Gregory Mirliss, MBA ’19, isn’t your typical MBA. When he’s not in class, he works full-time as an engineer, inspecting bridges and tunnels around the country for AECOM, a Fortune 200 multinational engineering firm. His job is to ensure that our nation’s infrastructure is safe for the public to drive over, under, and through. And we should be glad he’s on the job.
According to the American Society of Civil Engineers, the United States has 614,387 bridges, almost four in 10 of which are 50 years or older. Over 56,000 (9.1 percent) of those bridges were structurally deficient in 2016, and on average there were 188 million trips across a structurally deficient bridge each day. The most recent estimate puts the nation’s backlog of bridge rehabilitation needs at $123 billion.
So with all this decaying infrastructure to keep him busy, why would he pursue an MBA?
“Infrastructure is as much a business as manufacturing, sales, finance, and pretty much any other industry,” he says.
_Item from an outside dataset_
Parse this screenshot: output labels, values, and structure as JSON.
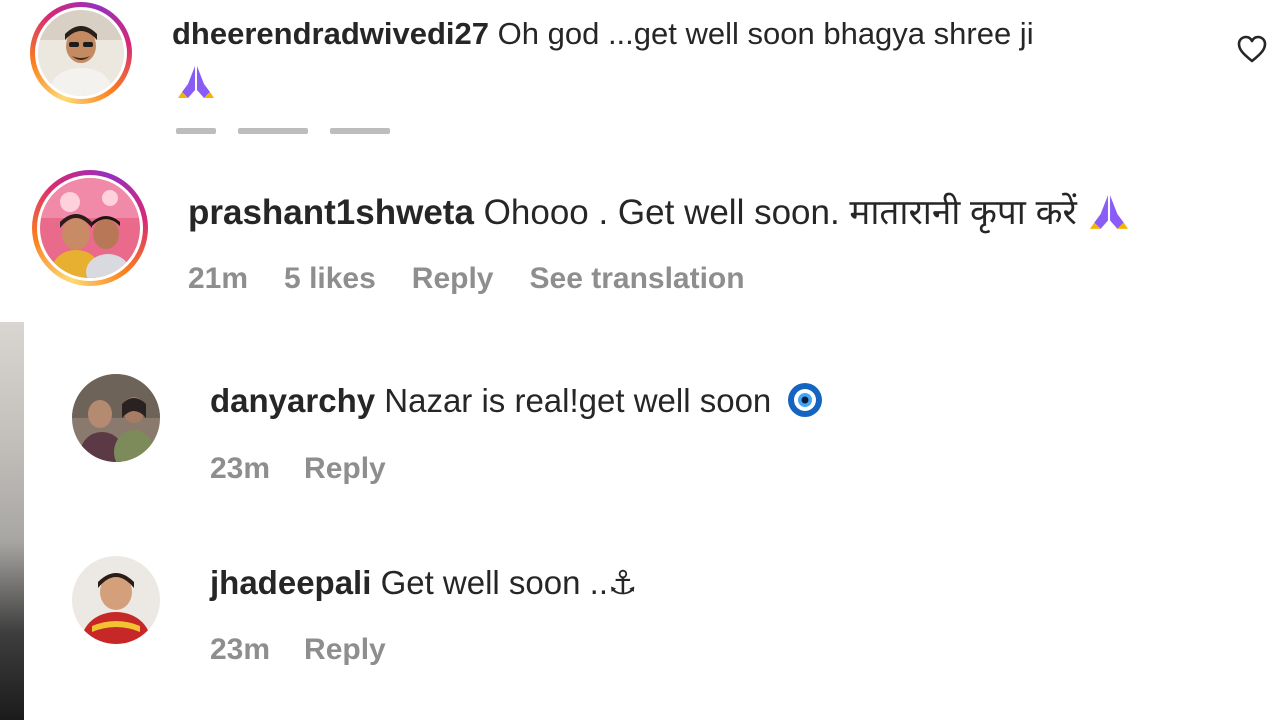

Which is why an MBA from Suffolk will be so valuable, something his bosses think, too.
“When Gregory told me that he was pursuing his MBA I thought it was a perfect complement to our engineering business,” said David Ryan, senior vice president at AECOM. “The engineering business is extremely competitive, and just being good engineers does not ensure success. We also must be good financial managers.”
A two-way street
MBA programs benefit when they include students from “the real world” who can bring actual work experiences to the classroom. That’s especially true with Mirliss in his classes.
“Because Gregory comes from an engineering background, he brings a completely different perspective to the discussion,” says Jodi Detjen, MBA program director and one of Gregory’s professors. “As a result, everyone else is initially surprised and then the whole conversation shifts. He helps everyone understand the concepts from a deeper level.”
Not only has Mirliss been able to bring the outside world to his class, he’s had experiential opportunities for real-world clients within the classroom.
“One great experience was in MBA 720, World Class Clusters. We worked with a client who asked us to develop an actual solution on what they should do for a property they had recently acquired,” says Mirliss. “This project allowed me to combine my MBA studies and my engineering knowledge to create a concept the client could use. It was the true collaboration of business and infrastructure.”
Suffolk: the right site
Because he’s working full time, Mirliss needed a program that not only fit in with his busy life but made him feel like he was making the most of his precious time. Turns out the Sawyer Business School was just the place.
“I looked at several other schools in the Boston area but never got the feel that I really wanted,” he says. “When I spoke to people at Suffolk, they understood what I was looking for and explained how their program was a perfect fit.”
It’s been such a good fit, in fact, that even with his busy schedule, Mirliss has chosen to be president of the Suffolk University Graduate Business Association (SUGBA), which develops business, social, and academic initiatives that support the goals of the University and alumni. One of their signature events is the “Lunch with a Leader” series, which brings Boston business executives to network with MBA students over lunch.
“I recall one of the deans stating at orientation how important networking is,” says Mirliss. “At the time I didn’t think much about it, but now I agree 100 percent. It is the possible connections you make now that will lead to future opportunities and success down the road. I want my fellow Suffolk classmates to continue to have these opportunities.”